As you may or may not have guessed, this particular bit of code was used to graph 4 simple line graphs in one easy to compare panel. This was the work of my supervisor Josh, who wrote it in about 5 minutes. I’m fairly sure I would still be trying to make it today if I had’ve been tasked to do it alone.
Believe it or not learning to code is probably not the worst part about ‘R’. My biggest issue is that it is so picky with everything. Put a space in the wrong spot in your data – you get an error, type something with a capital letter, when its lower case in your data – you have another error, use a character that ‘R’ doesn’t like – you get NA, which means ‘R’ has no idea what it is and basically every function you run the answer will be NA. This wouldn’t be a problem except most of the time ‘R’ doesn’t tell you where the problem is. Which shift through your data to find the issue, trust me this is not fun and can take many hours especially with hard datasets.

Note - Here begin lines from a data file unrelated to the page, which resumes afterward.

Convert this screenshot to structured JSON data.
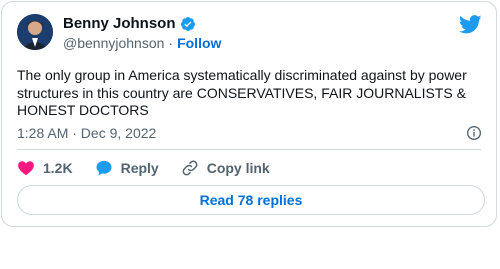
{
  "author": {
    "name": "Benny Johnson",
    "handle": "@bennyjohnson",
    "separator": "·",
    "follow_label": "Follow"
  },
  "tweet": {
    "text": "The only group in America systematically discriminated against by power structures in this country are CONSERVATIVES, FAIR JOURNALISTS & HONEST DOCTORS",
    "timestamp": "1:28 AM · Dec 9, 2022"
  },
  "actions": {
    "likes_count": "1.2K",
    "reply_label": "Reply",
    "copy_link_label": "Copy link",
    "read_replies_label": "Read 78 replies"
  },
  "icons": {
    "brand": "twitter-bird-icon",
    "verified": "verified-badge-icon",
    "info": "info-icon",
    "like": "heart-icon",
    "reply": "reply-bubble-icon",
    "copy": "link-icon"
  },
  "colors": {
    "brand_blue": "#1d9bf0",
    "link_blue": "#006fd6",
    "like_red": "#f91880",
    "muted_text": "#536471",
    "border": "#cfd9de"
  }
}
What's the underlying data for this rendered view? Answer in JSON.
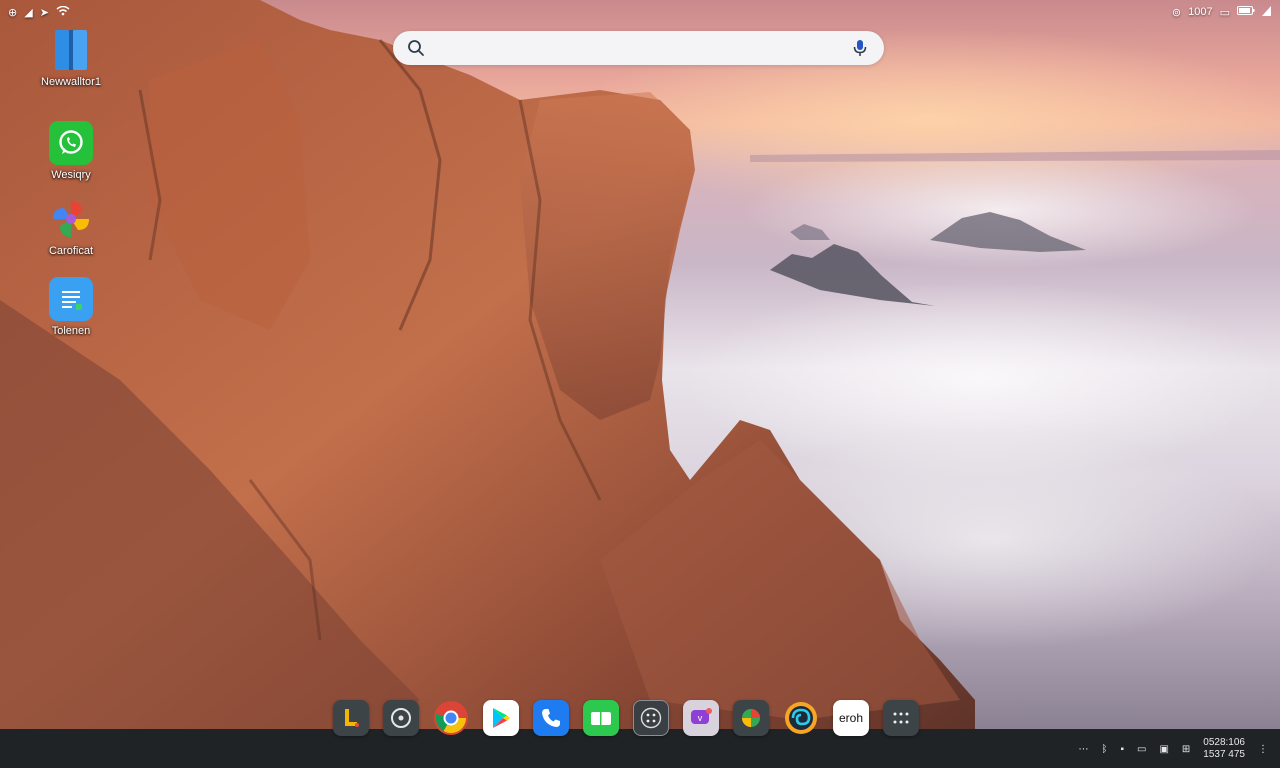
{
  "status_bar": {
    "left_text": "⊕",
    "right_text": "1007"
  },
  "search": {
    "placeholder": ""
  },
  "desktop_icons": [
    {
      "label": "Newwalltor1",
      "icon": "document-split-icon",
      "color": "#2e8ee6"
    },
    {
      "label": "Wesiqry",
      "icon": "whatsapp-icon",
      "color": "#25c13b"
    },
    {
      "label": "Caroficat",
      "icon": "photos-pinwheel-icon",
      "color": "#ffffff"
    },
    {
      "label": "Tolenen",
      "icon": "notes-icon",
      "color": "#3aa0f2"
    }
  ],
  "dock": {
    "apps": [
      {
        "name": "launcher",
        "icon": "launcher-l-icon"
      },
      {
        "name": "circle",
        "icon": "circle-target-icon"
      },
      {
        "name": "chrome",
        "icon": "chrome-icon"
      },
      {
        "name": "play-store",
        "icon": "play-store-icon"
      },
      {
        "name": "phone",
        "icon": "phone-icon"
      },
      {
        "name": "meet",
        "icon": "video-meet-icon"
      },
      {
        "name": "apps-grid",
        "icon": "dots-grid-icon"
      },
      {
        "name": "messenger",
        "icon": "chat-bubble-icon"
      },
      {
        "name": "colorful",
        "icon": "colorful-cube-icon"
      },
      {
        "name": "browser",
        "icon": "spiral-browser-icon"
      },
      {
        "name": "text-app",
        "icon": "text-tile-icon",
        "label": "eroh"
      },
      {
        "name": "all-apps",
        "icon": "app-drawer-icon"
      }
    ]
  },
  "tray": {
    "clock_top": "0528:106",
    "clock_bottom": "1537 475"
  },
  "colors": {
    "taskbar": "#1f2326",
    "search_bg": "#f4f4f6",
    "whatsapp_green": "#25c13b",
    "meet_green": "#2cc94e",
    "phone_blue": "#1e7cf0"
  }
}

So there you have it, ‘R’ is essential for running stats but man is it a pain to use. Luckily for me uni puts on a few loooooong (9-5) sessions each year that aim to give you basic ‘R’ knowledge. I have attended the first so far and I have to admit it really did help. With a bit of luck by the third and final session I will be slightly proficient at ‘R’ and be able to get by without needing too much help.